Here are two photos, the first from the iPhone 5, and the second from the 5S. The difference is subtle, but noticeable.
iPhone 5 low light
iPhone 5S low light
In good light, there's not much difference, until you look up close.
Below are 100 percent crops showing that the 5S resolves a little more detail than the 5:
The faster A7 processor means there’s a new 10fps burst mode which should ensure you don’t miss the crucial moment in the action. Hold your finger on the shutter button and the 5S will keep taking 10 photos per second until you’ve taken a thousand!

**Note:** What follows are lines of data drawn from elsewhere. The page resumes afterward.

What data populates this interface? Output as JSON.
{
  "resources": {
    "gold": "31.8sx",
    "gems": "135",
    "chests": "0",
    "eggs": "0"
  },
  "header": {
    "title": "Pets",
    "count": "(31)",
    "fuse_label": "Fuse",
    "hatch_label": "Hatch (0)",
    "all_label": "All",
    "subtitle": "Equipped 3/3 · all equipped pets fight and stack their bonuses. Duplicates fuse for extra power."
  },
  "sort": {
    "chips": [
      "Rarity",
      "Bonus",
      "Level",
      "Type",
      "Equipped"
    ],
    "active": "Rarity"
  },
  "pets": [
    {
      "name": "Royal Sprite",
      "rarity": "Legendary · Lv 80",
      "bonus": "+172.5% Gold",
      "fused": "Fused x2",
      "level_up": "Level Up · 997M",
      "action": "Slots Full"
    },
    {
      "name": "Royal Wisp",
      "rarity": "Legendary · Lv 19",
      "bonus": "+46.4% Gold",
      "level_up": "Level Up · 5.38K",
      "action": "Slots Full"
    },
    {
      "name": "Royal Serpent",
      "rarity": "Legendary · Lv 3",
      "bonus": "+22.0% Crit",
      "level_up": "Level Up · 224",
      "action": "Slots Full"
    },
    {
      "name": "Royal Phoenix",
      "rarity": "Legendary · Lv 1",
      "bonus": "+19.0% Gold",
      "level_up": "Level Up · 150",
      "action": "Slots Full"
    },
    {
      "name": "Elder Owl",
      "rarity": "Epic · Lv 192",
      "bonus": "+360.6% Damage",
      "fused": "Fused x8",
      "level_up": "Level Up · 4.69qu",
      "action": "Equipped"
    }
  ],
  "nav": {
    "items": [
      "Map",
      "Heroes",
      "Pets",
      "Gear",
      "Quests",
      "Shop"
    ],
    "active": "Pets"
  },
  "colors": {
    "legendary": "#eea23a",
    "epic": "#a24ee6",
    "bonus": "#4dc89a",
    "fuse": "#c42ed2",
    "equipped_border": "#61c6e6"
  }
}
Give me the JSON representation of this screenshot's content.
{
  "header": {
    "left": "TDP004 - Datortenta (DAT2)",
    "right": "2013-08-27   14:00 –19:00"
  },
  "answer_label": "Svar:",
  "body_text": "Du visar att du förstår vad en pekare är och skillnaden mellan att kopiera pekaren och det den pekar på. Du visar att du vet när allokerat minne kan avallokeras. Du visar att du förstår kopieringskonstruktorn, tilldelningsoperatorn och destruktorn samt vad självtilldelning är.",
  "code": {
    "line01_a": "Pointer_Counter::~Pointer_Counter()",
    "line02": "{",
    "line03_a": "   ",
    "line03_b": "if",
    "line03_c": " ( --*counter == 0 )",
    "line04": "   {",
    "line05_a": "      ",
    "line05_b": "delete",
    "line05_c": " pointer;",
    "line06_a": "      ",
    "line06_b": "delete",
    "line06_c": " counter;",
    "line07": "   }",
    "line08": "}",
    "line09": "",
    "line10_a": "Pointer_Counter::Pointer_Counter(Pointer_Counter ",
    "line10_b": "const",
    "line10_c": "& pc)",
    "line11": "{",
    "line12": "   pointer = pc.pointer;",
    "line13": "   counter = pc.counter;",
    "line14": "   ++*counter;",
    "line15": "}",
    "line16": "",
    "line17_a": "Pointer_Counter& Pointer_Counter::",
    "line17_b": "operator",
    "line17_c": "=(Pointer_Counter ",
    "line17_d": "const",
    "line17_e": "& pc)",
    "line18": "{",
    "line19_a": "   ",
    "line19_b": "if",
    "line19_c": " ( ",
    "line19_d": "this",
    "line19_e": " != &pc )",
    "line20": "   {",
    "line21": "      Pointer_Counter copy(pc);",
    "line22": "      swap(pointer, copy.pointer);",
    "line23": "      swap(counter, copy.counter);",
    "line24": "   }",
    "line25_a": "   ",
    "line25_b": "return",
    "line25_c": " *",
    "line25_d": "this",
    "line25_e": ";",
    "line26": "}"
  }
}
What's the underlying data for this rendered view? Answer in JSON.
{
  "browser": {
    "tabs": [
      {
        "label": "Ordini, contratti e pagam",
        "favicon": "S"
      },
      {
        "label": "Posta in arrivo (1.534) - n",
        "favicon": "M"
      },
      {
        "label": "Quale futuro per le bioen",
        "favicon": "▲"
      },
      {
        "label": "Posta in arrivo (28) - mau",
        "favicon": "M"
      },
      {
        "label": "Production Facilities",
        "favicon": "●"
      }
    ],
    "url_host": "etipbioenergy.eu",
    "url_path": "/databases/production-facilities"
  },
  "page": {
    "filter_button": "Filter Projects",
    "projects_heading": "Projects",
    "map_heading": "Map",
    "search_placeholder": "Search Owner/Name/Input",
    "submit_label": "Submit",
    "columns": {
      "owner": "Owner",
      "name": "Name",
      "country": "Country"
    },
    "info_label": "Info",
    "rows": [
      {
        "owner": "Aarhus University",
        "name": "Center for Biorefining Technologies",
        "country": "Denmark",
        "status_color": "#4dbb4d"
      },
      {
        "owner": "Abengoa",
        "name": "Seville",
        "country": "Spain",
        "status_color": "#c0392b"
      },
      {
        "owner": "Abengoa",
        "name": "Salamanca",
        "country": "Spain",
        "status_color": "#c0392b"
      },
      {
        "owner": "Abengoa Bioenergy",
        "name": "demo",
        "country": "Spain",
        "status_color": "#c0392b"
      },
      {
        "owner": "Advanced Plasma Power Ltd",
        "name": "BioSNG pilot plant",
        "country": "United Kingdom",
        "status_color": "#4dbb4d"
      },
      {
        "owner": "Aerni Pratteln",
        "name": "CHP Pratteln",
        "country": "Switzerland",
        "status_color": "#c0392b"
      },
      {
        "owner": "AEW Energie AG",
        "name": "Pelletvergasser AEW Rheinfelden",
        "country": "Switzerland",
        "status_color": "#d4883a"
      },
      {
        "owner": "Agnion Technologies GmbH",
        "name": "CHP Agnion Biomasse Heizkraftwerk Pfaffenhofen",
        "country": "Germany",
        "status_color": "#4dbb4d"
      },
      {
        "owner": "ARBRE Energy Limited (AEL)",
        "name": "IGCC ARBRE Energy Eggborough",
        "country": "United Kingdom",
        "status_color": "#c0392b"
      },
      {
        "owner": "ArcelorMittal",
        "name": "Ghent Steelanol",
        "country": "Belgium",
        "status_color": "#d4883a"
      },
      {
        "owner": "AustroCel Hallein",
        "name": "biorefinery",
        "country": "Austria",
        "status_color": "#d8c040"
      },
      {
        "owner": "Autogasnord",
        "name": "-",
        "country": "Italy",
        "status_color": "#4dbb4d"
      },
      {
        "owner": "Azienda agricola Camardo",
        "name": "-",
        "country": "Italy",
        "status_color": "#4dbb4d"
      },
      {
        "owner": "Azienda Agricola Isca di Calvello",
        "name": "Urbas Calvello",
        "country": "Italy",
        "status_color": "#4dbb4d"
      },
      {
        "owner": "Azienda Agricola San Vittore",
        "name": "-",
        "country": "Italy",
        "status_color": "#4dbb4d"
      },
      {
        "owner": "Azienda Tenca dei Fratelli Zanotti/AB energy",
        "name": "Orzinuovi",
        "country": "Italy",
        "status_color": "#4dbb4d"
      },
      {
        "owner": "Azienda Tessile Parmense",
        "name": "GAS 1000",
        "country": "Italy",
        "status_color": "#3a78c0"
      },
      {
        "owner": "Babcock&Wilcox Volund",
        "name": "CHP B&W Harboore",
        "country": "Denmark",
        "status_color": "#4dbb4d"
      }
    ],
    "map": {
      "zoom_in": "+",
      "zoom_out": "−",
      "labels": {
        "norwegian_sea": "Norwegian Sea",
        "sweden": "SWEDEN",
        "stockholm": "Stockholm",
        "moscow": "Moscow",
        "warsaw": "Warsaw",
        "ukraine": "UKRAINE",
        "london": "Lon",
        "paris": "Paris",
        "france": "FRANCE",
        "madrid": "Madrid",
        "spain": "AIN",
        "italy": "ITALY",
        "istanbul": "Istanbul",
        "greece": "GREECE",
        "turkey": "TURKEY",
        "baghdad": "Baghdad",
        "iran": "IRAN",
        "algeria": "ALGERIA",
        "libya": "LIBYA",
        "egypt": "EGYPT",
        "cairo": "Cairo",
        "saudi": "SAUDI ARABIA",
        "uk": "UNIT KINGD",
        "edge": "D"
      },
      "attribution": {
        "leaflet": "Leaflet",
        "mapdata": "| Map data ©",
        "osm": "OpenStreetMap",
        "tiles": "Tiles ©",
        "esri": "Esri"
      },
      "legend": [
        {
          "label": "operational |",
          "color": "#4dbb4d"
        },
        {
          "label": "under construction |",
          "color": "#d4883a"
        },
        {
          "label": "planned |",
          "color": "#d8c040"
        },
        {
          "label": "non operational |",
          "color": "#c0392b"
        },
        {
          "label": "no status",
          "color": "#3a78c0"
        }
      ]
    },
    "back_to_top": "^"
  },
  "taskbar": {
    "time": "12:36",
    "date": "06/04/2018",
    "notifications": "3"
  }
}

For photos and videos, the 5S relies on the same electronic stabilisation as the 5. It does a decent job at reducing camera shake. One extra feature you'll find in the Camera app is slo-mo video. Here, the 5S shoots at 1280x720 (720p) and doubles the frame rate to 120fps. You can choose in the resulting clip where to drag the two sliders to apply the slo-mo effect. There's a smooth change in speed at those points as you can see in the example clips below.
The dual-LED flash delivers much better lighting than the iPhone 5’s single LED, giving more natural-looking results. Overall, the low-light improvements make the 5S a better proposition for taking photos when there isn’t much light.
iPhone 5S review: display
One thing that hasn’t changed is the 4in Retina display. It still has the same 1136x640 resolution as the iPhone 5 (and 5C) and is a decent screen. However, compared to the larger, Full HD displays of the iPhone 5S’s rivals, the screen is starting to feel cramped.
Wi-Fi and Bluetooth remain unchanged as well, so there’s no 802.11ac support in the 5S. Still, with 802.11n on board, it should still be quicker than your broadband even in a year’s time. Support for more LTE bands means that you will – in the future – be able to roam on 4G in more places than you can with an iPhone 5.
iPhone 5S review: software
The iPhone 5S comes with iOS 7, and can be upgraded for free to all new versions of Apple's operating system. For a more in-depth look at the iPhone 5S's interface and features see our iOS 7 review